In my fourth year at Rhode Island College (2008-09) we had established the program at a pretty high level. We had been to the Elite 8 in 2007 and went back to the second round of the tournament in 2008, winning the Little East Championship in both years. We had beaten two division I teams in exhibition games (Iona, Holy Cross) the last two years. We had our entire team coming back for the 08-09 season, so we knew we had a chance to be good. We had established a championship culture and our guys were used to winning.
I knew going into the season we had a chance to be really good. I was locked in and ready to drive the team hard. As we started practice though, I noticed something different. I really didn’t have to say much.
Obviously with the whole team coming back our guys knew what to expect. We had added a couple of freshmen that year, so obviously they had to pick things up, but with so many veterans we really didn’t have to slow down. The new guys could just pay attention and pick things up as we moved along.
But what I noticed was the way the guys were coaching each other. It wasn’t just that they knew what to do, it was more that they knew what our standards were. They knew what was good enough, and what wasn’t. Our mission was always “Championship level, everything we do.” They had won championships before and been deep in the NCAA Tournament. So not only did they know what was expected of them, they knew what the right level looked like. And the best part about it, was they were holding each other accountable for our championship level standard.
I remember specifically how powerful the feeling was when I would blow my whistle and before I could drop it out of my mouth to say something, one of my players would beat me to it. I would stop shell drill when something wasn’t right and I’d hear “C’mon, no middle, let’s go.” Or I would blow the whistle and immediately here “That’s not good enough, let’s go, do it again.” They were coaching each other. They knew what championship level looked like and they were holding one another accountable to that standard.
As a coach, it almost made me feel good when there was a mistake. To know that they were going to correct it, to coach one another, and to be coached by one another, was very powerful. They were taking ownership of our daily approach, and taking responsibility for our standards.

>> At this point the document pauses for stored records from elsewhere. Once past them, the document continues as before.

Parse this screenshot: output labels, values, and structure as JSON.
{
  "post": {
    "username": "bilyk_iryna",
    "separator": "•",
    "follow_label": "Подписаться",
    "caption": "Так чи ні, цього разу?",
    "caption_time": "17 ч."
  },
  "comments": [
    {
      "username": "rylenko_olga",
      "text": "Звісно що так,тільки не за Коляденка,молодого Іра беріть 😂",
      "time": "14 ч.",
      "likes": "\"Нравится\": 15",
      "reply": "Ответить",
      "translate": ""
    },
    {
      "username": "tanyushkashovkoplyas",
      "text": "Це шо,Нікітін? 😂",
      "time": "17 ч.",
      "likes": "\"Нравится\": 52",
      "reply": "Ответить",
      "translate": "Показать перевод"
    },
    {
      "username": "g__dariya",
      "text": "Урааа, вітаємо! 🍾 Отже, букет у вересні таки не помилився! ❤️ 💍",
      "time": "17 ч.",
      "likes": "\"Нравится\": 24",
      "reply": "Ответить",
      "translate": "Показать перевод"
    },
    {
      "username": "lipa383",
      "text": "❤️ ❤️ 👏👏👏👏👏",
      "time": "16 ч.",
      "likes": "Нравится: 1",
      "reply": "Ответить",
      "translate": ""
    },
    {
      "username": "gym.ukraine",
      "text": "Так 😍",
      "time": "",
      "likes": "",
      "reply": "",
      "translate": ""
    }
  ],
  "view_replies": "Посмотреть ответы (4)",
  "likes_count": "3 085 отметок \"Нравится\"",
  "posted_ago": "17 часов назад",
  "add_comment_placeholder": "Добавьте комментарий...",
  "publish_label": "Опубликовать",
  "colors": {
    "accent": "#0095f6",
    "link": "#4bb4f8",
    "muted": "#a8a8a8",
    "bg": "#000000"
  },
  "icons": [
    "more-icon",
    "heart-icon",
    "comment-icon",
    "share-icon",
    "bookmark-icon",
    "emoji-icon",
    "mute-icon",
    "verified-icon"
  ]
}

This is where you are trying to get as a team. I didn’t set out to get to that point – at that time, in my fourth year as a head coach, I hadn’t really thought about that type of scenario. But I learned a lot about it from my players, seeing the way they took on the responsibility. From that point forward, it made me think about how you create that kind of atmosphere for your team.
There is no question it was the right combination of talent, success, leadership and culture. Talent makes a big difference, it always does. When the difficult stuff that you have to do to win comes naturally for your players it makes the buy-in that much easier. We also had some great natural leaders on that team – players that were generally concerned about the success of the team and the mentality of their teammates – and that makes a big difference. It was natural for many of them to speak up
But I also think it’s an environment you have to create. You have to give your players the room to take ownership, to speak up, and to lead. It was something that was a part of our culture, certainly off the floor. I always wanted to give my players a voice, to listen to them, to ask them how they felt about what was going on with the program. So I do feel like we created an environment that made them comfortable speaking up.
However asking their opinion in the office off the court is a little different than giving them some space in practice. I always had a pretty dominant voice in practice, because I didn’t want there to ever be any doubt about the message. I had to learn to give my players some room to take ownership, to give them the space to speak up. Sometimes I simply would ask them after I blew the whistle “Is that good enough for us?” And let them respond.
We want leadership, we want ownership, we want our players to take responsibility. But do we allow our players to actually take that on, or are we too busy telling them what we want them to do? We too often think coaching is telling our players what to do, when really it’s teaching them how to take responsibility for what they are doing. Too often the head coaches voice is the only one ringing in the gym, and the players are being told what to think. That suppresses their ability to lead, their ability to really own what they are doing.
Keep a close eye on the impact of your own voice. If you want leadership and ownership from your players, give them the space to make that happen.
Best teams I’ve coached – whistle drops out of my mouth, they are already saying something.